> [Work item]:
From the records, return each line that has the word "dezembro" in it.

── Provided information

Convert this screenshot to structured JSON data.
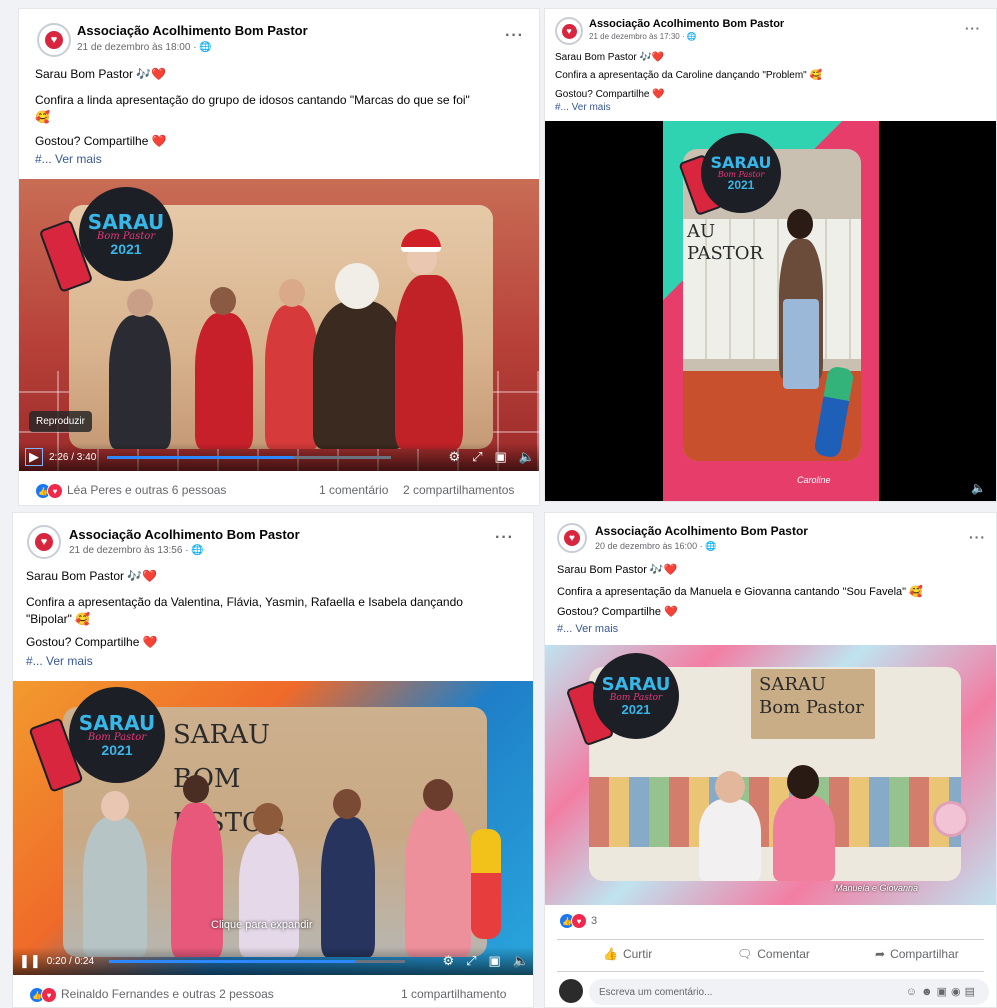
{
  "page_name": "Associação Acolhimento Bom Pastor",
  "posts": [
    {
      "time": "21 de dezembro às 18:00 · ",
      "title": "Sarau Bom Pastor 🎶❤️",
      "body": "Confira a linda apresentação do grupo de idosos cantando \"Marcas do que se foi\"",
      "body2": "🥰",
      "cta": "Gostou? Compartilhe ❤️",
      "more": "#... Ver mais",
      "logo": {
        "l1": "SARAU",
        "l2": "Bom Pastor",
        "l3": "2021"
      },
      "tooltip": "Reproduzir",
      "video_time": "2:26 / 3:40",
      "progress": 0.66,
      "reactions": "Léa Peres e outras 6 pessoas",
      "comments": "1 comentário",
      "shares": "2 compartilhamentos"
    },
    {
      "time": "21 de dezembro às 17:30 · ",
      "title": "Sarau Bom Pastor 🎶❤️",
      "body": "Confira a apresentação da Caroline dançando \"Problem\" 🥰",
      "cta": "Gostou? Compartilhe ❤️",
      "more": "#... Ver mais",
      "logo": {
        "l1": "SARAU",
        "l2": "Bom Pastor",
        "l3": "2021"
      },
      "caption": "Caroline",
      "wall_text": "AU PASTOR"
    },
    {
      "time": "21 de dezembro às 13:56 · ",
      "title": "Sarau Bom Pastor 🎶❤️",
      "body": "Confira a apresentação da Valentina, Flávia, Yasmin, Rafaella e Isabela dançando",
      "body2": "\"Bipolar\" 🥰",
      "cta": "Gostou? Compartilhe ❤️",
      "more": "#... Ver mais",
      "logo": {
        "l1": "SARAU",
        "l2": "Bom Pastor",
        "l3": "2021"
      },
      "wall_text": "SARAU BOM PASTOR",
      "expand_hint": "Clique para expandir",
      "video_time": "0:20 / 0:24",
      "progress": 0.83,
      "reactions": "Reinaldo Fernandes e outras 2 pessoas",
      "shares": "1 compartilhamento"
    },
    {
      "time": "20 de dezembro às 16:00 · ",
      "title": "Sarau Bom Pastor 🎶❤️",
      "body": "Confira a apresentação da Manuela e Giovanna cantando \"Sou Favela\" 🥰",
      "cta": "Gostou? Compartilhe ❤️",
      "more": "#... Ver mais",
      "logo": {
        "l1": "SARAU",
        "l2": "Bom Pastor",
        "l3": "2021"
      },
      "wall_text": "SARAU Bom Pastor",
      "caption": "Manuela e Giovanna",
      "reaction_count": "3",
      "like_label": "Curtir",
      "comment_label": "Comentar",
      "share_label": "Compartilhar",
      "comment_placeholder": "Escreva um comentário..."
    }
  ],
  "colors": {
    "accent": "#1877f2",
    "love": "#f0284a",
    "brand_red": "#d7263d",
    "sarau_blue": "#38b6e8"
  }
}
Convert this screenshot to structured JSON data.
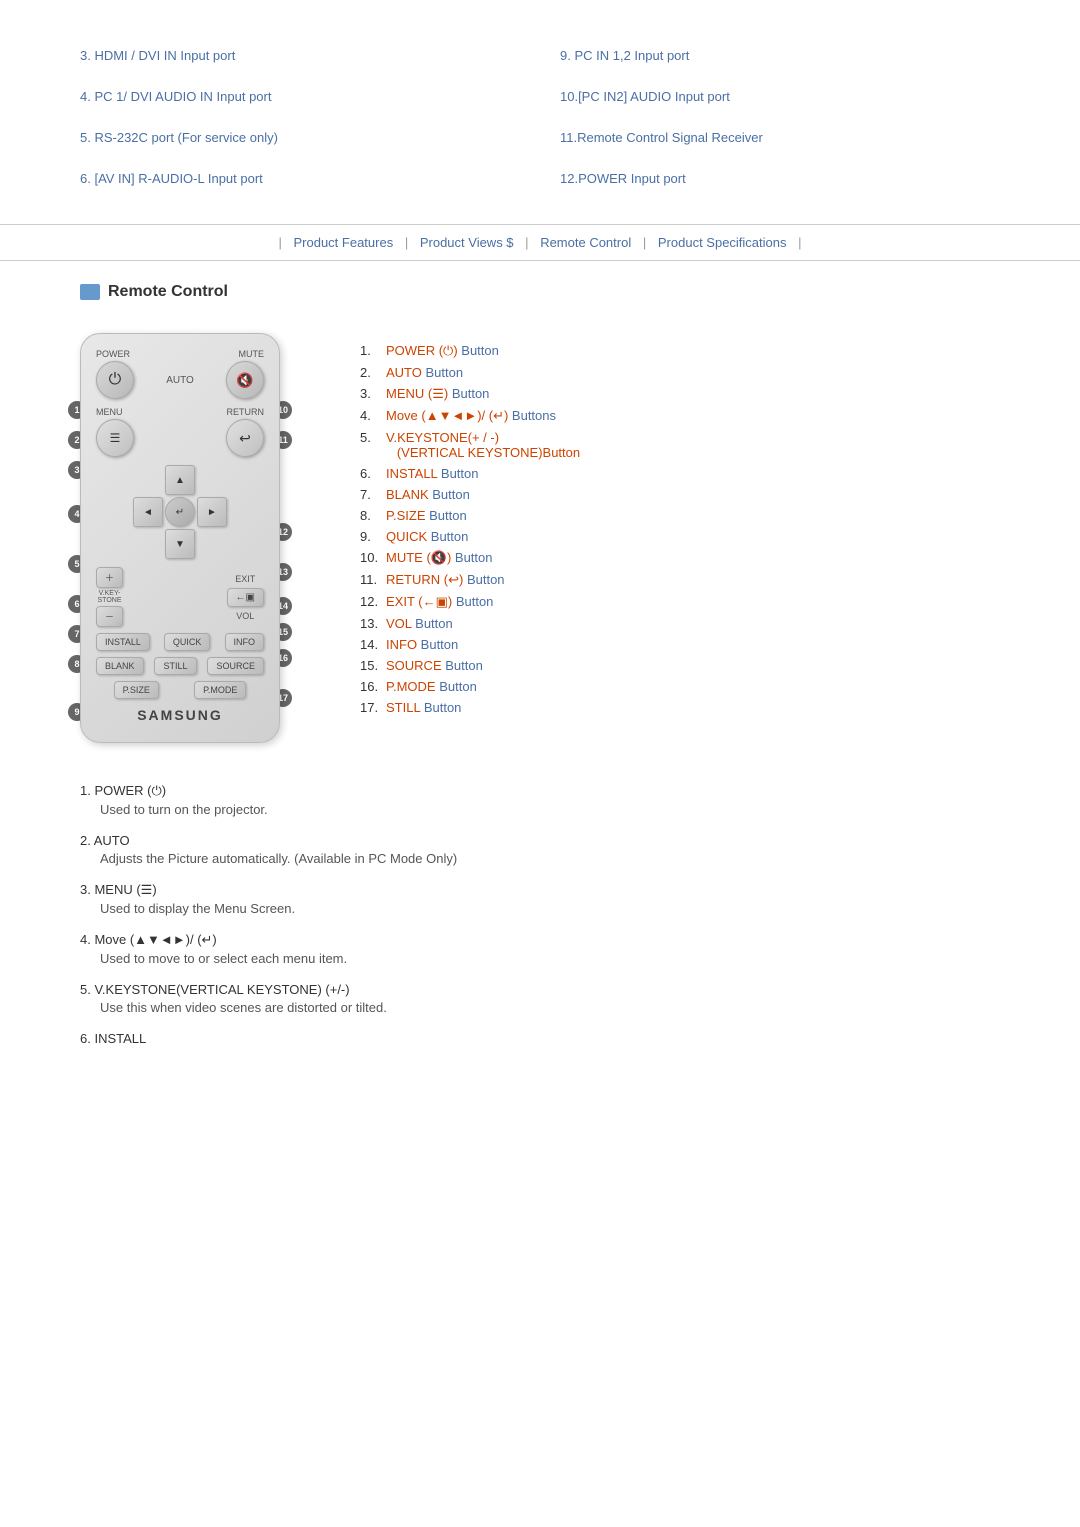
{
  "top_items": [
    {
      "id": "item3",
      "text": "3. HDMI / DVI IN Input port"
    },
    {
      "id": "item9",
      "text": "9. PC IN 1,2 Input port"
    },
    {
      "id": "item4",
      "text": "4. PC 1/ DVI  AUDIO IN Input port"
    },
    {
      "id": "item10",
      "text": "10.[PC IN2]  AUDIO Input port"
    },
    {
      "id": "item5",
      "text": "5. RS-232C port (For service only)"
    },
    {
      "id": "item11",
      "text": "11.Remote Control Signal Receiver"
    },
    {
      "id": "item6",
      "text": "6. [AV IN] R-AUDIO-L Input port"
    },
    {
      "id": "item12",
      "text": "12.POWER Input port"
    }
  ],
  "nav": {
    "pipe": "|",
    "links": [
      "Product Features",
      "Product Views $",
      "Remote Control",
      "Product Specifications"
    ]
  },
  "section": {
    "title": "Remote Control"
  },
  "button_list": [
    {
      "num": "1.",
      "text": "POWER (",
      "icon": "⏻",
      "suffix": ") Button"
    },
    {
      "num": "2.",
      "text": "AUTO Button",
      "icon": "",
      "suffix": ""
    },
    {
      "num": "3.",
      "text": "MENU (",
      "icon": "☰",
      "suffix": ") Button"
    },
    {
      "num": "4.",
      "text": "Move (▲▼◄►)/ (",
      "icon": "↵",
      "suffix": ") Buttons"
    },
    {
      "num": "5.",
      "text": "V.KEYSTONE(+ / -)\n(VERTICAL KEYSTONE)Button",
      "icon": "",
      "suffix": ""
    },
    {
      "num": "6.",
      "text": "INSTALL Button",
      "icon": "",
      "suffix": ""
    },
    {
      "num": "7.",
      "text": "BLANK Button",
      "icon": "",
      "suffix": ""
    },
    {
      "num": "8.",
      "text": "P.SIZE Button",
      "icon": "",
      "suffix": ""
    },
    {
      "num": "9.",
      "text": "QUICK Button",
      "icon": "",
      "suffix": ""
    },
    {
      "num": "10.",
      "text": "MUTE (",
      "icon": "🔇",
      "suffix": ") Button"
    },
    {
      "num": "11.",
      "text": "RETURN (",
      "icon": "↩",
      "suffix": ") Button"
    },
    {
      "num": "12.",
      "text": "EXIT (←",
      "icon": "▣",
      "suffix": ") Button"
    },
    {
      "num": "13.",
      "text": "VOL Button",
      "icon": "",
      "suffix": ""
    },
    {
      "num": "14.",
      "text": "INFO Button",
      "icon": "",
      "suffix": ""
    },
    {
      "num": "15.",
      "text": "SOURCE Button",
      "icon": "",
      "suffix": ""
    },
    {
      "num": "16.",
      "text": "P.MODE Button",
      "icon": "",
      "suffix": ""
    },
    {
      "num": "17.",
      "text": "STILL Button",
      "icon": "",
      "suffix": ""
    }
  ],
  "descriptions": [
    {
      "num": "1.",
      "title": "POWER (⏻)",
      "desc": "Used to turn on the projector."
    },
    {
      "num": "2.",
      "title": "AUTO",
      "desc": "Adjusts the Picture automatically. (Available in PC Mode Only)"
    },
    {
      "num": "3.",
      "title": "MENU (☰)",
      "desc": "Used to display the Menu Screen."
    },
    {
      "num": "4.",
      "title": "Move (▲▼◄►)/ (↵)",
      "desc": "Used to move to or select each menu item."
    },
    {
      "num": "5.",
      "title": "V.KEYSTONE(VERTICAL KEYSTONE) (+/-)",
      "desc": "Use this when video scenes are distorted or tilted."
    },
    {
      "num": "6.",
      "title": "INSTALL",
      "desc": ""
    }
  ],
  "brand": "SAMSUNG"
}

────

> [Solution for this exercise]:
      "time": "21 de dezembro às 18:00 · ",
      "time": "21 de dezembro às 17:30 · ",
      "time": "21 de dezembro às 13:56 · ",
      "time": "20 de dezembro às 16:00 · ",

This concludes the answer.